Canadian man nears end of epic round-the-world sailing journey without electronic tools
Former Estevan, Sask., resident expects to finish solo sail around the world this Saturday
While the world has been dealing with a pandemic, Bert terHart has been sailing through troubled waters of a different kind.
terHart, who was raised in Estevan, Sask., and now makes his home in B.C., is on the cusp of completing a nine-month solo sailing journey around the world, navigating with only a pen, paper, charts and a sextant. He embarked in October and hopes to reach Victoria Saturday to achieve his goal of becoming the first North American to make such a trip using only non-electronic navigational tools.
"The thing I'm doing, a solo non-stop circumnavigation via the five great capes, is extremely difficult to do," he told CBC's The Morning Edition via satellite phone from sea.
"I chose to do something really difficult to make my mark, I suppose, on a personal level. On a more profound note, I was hoping to inspire people to choose and seek careers in oceanic sciences… to solve the problems we need to face if we hope to succeed as a species," terHart said.
His father, who first taught him to sail on Boundary Dam, was a bit dubious when he heard about the voyage, saying he thought his son was smarter than that.

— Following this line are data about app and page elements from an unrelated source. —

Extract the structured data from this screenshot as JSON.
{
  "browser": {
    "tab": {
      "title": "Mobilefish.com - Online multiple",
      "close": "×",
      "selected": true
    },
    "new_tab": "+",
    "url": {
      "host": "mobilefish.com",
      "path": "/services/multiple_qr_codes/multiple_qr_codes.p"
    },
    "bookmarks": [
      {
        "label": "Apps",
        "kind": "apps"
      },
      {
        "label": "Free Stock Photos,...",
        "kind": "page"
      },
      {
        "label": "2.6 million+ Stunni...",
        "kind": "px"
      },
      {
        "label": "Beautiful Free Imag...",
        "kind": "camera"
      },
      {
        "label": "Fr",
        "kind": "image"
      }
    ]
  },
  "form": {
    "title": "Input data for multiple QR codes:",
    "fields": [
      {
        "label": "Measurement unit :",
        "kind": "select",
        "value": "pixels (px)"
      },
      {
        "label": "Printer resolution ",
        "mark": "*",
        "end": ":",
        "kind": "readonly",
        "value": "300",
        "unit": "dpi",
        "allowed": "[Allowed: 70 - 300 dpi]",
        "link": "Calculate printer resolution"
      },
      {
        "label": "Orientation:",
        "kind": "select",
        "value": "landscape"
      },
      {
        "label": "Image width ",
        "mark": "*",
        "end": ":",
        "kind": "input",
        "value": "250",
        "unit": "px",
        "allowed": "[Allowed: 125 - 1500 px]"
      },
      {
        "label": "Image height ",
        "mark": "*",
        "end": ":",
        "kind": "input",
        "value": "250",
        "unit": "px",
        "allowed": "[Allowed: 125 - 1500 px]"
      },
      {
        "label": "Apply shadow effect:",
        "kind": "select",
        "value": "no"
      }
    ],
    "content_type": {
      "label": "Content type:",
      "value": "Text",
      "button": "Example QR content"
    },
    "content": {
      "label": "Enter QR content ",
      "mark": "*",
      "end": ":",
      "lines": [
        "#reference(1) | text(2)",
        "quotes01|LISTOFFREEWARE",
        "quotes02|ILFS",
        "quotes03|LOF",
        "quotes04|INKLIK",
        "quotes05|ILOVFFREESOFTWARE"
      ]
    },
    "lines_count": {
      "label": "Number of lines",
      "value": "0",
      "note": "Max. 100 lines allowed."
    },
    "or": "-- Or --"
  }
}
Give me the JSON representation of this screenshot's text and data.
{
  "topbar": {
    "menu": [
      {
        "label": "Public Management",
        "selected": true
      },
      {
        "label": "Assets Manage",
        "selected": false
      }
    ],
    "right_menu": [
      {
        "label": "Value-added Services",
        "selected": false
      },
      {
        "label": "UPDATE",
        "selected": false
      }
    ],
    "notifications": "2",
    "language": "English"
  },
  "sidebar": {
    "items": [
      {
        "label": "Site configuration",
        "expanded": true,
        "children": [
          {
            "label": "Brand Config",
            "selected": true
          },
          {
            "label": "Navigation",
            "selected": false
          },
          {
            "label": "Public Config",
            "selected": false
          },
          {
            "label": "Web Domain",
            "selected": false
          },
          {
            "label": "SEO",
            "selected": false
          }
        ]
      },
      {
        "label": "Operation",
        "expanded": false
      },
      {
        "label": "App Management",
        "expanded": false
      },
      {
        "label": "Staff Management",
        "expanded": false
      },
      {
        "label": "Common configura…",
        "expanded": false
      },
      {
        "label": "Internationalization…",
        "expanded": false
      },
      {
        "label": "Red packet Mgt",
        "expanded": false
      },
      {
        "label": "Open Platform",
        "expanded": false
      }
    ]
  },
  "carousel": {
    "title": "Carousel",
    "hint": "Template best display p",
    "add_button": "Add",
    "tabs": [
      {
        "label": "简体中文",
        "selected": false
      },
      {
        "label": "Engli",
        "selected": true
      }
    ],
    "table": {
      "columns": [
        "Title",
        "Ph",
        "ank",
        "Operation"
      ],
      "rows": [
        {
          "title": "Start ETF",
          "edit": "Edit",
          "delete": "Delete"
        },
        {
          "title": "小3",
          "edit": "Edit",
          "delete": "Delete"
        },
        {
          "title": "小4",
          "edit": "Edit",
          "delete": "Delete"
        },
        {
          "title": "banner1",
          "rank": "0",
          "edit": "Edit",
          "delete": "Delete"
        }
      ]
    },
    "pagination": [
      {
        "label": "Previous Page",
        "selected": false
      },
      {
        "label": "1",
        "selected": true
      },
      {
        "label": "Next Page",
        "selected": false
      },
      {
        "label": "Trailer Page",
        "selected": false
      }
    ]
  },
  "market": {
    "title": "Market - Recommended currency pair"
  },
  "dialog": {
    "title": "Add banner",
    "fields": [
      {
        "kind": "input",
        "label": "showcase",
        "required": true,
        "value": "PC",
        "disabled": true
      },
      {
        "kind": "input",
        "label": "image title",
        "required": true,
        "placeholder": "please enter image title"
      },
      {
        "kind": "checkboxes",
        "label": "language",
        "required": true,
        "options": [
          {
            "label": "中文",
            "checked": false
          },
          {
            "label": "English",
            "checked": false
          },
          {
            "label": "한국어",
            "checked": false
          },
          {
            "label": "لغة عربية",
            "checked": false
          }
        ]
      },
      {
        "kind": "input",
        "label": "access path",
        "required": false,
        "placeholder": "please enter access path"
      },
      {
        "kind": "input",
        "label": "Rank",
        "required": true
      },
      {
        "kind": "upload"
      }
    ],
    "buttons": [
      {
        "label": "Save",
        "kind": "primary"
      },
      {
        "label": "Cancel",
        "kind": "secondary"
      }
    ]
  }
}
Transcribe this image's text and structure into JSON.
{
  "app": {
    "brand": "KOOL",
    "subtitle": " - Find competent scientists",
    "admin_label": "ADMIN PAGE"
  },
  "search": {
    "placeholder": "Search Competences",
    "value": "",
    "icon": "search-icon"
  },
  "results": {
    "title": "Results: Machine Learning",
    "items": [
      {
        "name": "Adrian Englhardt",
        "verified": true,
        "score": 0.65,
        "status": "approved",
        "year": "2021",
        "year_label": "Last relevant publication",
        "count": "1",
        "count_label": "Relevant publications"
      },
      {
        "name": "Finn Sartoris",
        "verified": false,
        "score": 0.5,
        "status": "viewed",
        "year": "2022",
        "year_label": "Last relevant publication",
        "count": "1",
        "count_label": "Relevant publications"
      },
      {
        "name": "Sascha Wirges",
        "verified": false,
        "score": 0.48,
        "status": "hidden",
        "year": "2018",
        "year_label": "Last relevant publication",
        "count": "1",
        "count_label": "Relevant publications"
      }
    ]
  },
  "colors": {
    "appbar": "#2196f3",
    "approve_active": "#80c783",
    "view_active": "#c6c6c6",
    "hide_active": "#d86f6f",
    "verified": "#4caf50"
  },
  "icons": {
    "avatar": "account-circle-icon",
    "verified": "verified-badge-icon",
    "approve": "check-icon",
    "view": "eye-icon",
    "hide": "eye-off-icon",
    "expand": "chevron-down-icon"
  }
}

Now, terHart says he's about to prove that he may not be smart, but he is persistent.
Listen to Bert terHart's conversation with CBC's The Morning Edition here:
He's faced dense fog with no idea of exactly where he is and turbulent weather that led to "wild" sailing conditions.
"I have to constantly remind myself that I can't let my guard down. I'm not home," he said. "The challenges are always constant and always changing. So I'll feel at home when I'm right up to the dock."
He's been referred to as the champion of social distancing. Many have asked terHart about what it's been like to be living in isolation. He said being alone is not the same as being lonely.
"Alone and quiet, bathed in splendour, you can almost feel the pulse of the world. There is not much between you and the heartbeat of the universe," he wrote to his followers on social media.
He's learned that many things — certain relationships, the noise of the world, everyday routines — are not as important as they may seem and can be shed away like a snake's skin.
"What's left are those things that are truly important to you, those things that you were truly passionate about, the people you cared most about and relationships that are the most important to you."
It's those people, like his family, that he looks forward to seeing again now, including his father.
"I want to shake his hand and and look him in the eye and say I did it," he said. "To see those people you truly care about is going to be a thrill of a lifetime and it will be a moment in my life I'll take to the grave."
with files from The Morning Edition